## GOAL OF THE EXERCISE
The answer must be a single number: how many lines in the entries hold the string "structured".

## DATASET CONTENT
'''

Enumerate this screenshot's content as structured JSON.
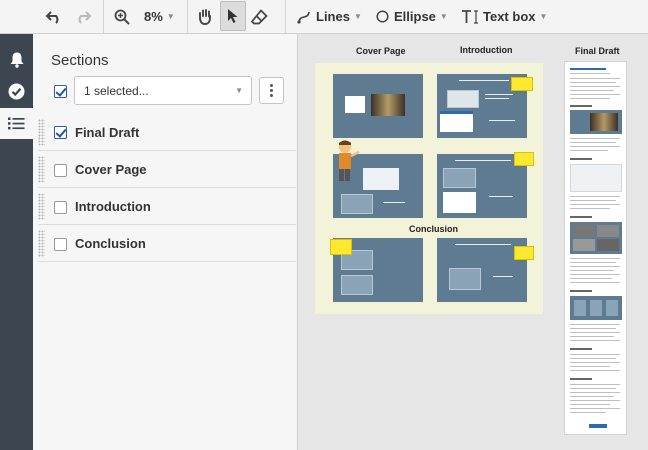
{
  "toolbar": {
    "zoom_value": "8%",
    "lines_label": "Lines",
    "ellipse_label": "Ellipse",
    "textbox_label": "Text box"
  },
  "sidebar_rail": {
    "items": [
      "bell-icon",
      "check-circle-icon",
      "list-icon"
    ],
    "active_index": 2
  },
  "sections_panel": {
    "title": "Sections",
    "select_value": "1 selected...",
    "select_all_checked": true,
    "rows": [
      {
        "label": "Final Draft",
        "checked": true
      },
      {
        "label": "Cover Page",
        "checked": false
      },
      {
        "label": "Introduction",
        "checked": false
      },
      {
        "label": "Conclusion",
        "checked": false
      }
    ]
  },
  "canvas": {
    "col_cover": "Cover Page",
    "col_intro": "Introduction",
    "col_final": "Final Draft",
    "col_conclusion": "Conclusion"
  },
  "colors": {
    "rail_bg": "#3d4650",
    "slide_bg": "#5e7b92",
    "board_bg": "#f3f3d9",
    "sticky": "#ffe830",
    "check_blue": "#1e56a0"
  }
}
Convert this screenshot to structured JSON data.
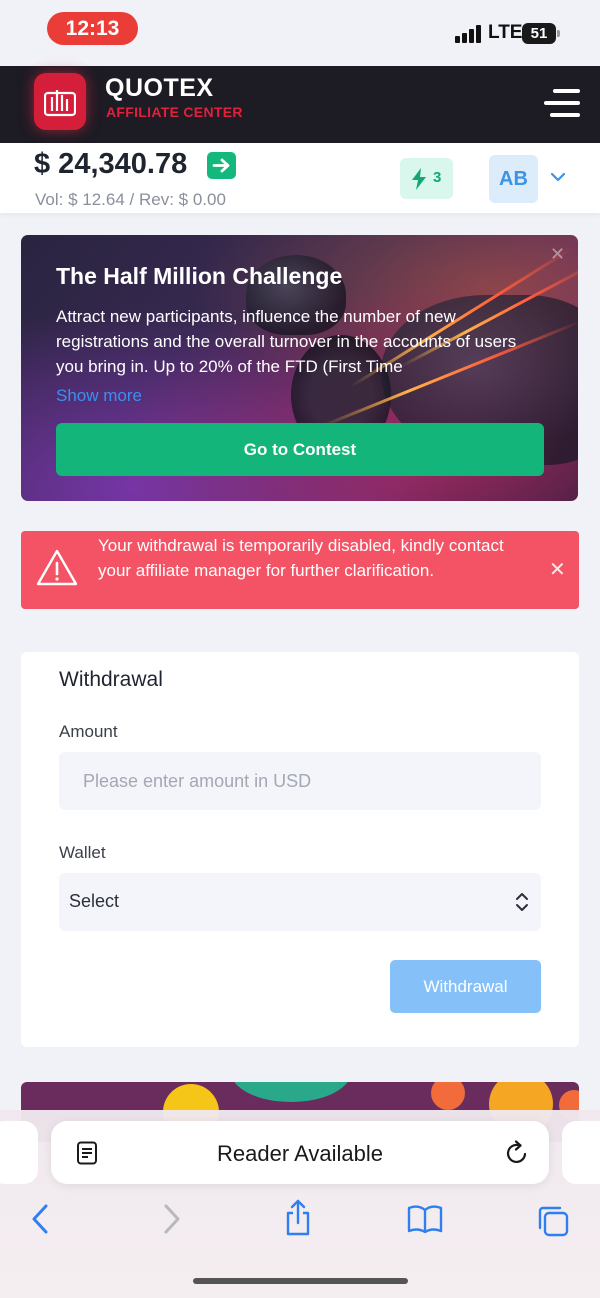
{
  "status_bar": {
    "time": "12:13",
    "network": "LTE",
    "battery": "51"
  },
  "header": {
    "brand": "QUOTEX",
    "subtitle": "AFFILIATE CENTER"
  },
  "balance": {
    "amount": "$ 24,340.78",
    "stats": "Vol: $ 12.64 / Rev: $ 0.00",
    "bolt_count": "3",
    "avatar_initials": "AB"
  },
  "promo": {
    "title": "The Half Million Challenge",
    "text": "Attract new participants, influence the number of new registrations and the overall turnover in the accounts of users you bring in. Up to 20% of the FTD (First Time",
    "show_more": "Show more",
    "button": "Go to Contest"
  },
  "alert": {
    "message": "Your withdrawal is temporarily disabled, kindly contact your affiliate manager for further clarification."
  },
  "withdrawal": {
    "title": "Withdrawal",
    "amount_label": "Amount",
    "amount_placeholder": "Please enter amount in USD",
    "wallet_label": "Wallet",
    "wallet_value": "Select",
    "button": "Withdrawal"
  },
  "safari": {
    "reader_text": "Reader Available"
  },
  "colors": {
    "brand_red": "#d51f3a",
    "green": "#13b57b",
    "alert_red": "#f35365",
    "button_blue": "#85c1f8",
    "ios_blue": "#2f7ff0"
  }
}
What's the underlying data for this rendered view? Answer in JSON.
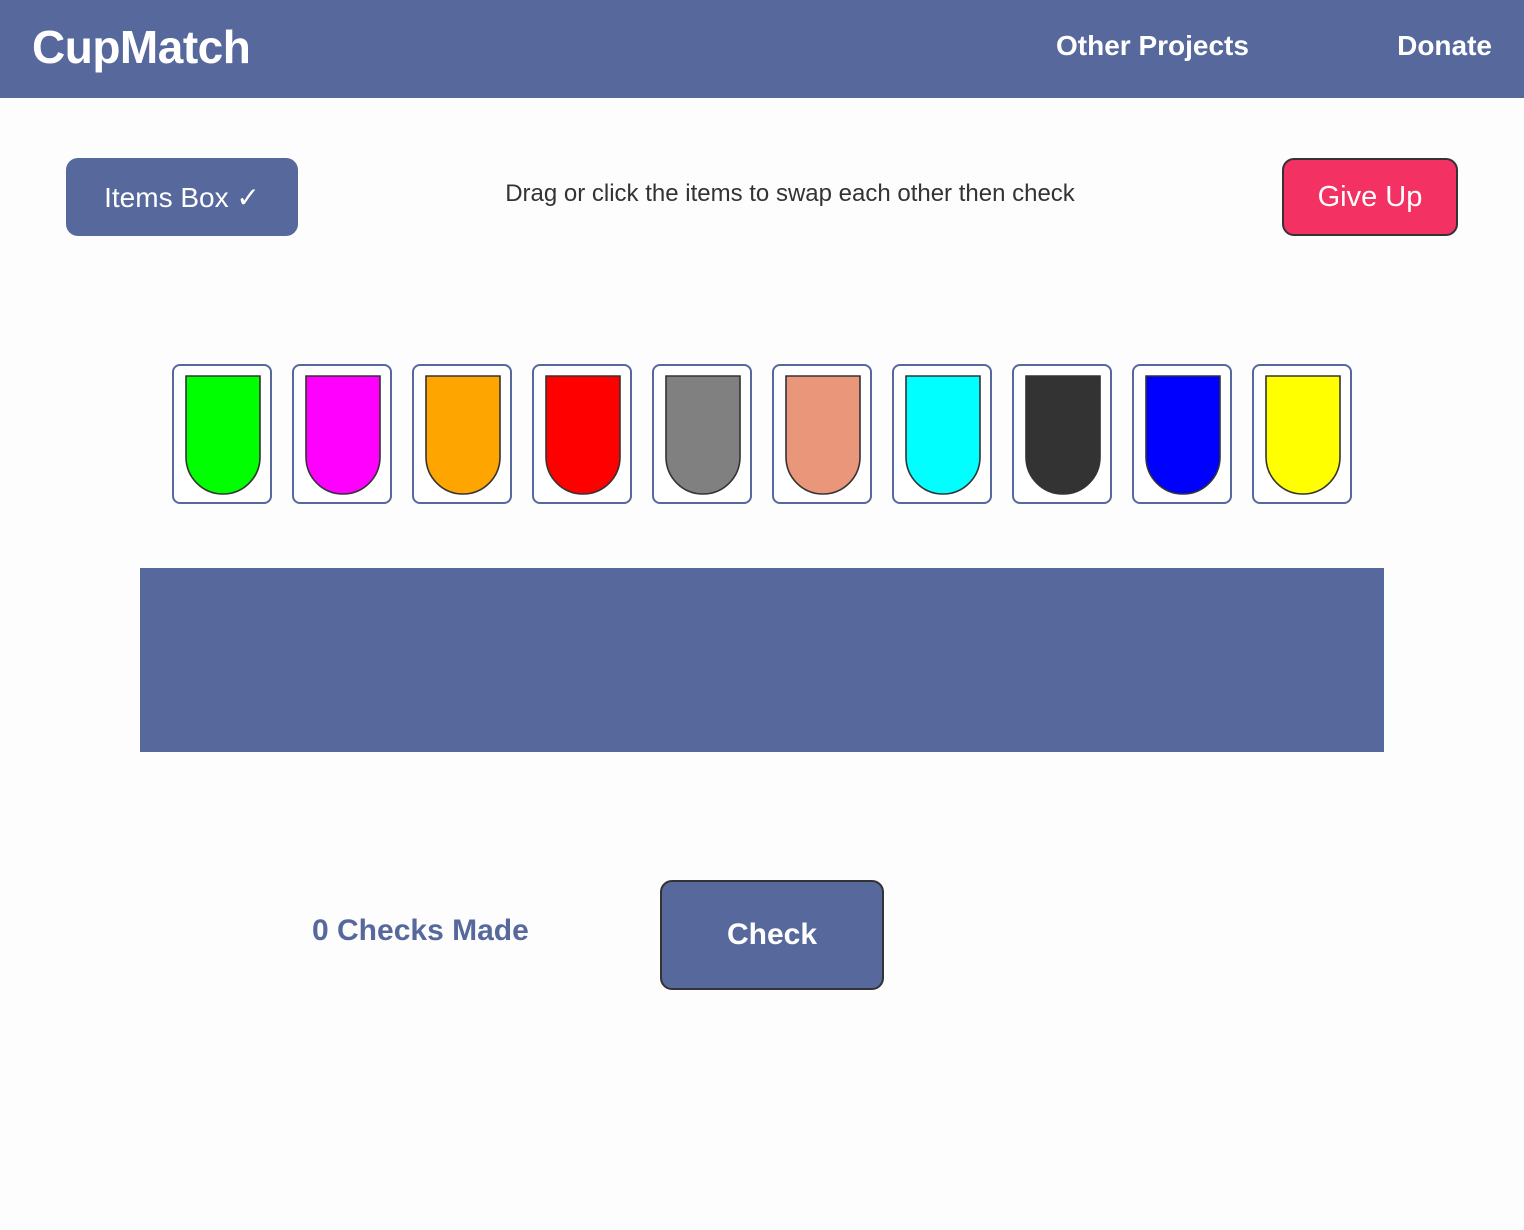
{
  "header": {
    "brand": "CupMatch",
    "nav": {
      "other_projects": "Other Projects",
      "donate": "Donate"
    }
  },
  "toolbar": {
    "items_box_label": "Items Box ✓",
    "instruction": "Drag or click the items to swap each other then check",
    "give_up_label": "Give Up"
  },
  "cups": [
    {
      "name": "green",
      "color": "#00ff00"
    },
    {
      "name": "magenta",
      "color": "#ff00ff"
    },
    {
      "name": "orange",
      "color": "#ffa500"
    },
    {
      "name": "red",
      "color": "#ff0000"
    },
    {
      "name": "gray",
      "color": "#808080"
    },
    {
      "name": "salmon",
      "color": "#e9967a"
    },
    {
      "name": "cyan",
      "color": "#00ffff"
    },
    {
      "name": "dark-gray",
      "color": "#333333"
    },
    {
      "name": "blue",
      "color": "#0000ff"
    },
    {
      "name": "yellow",
      "color": "#ffff00"
    }
  ],
  "footer": {
    "checks_made": "0 Checks Made",
    "check_label": "Check"
  },
  "colors": {
    "primary": "#56689c",
    "danger": "#f33162"
  }
}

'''

## EXPECTED ANSWER
2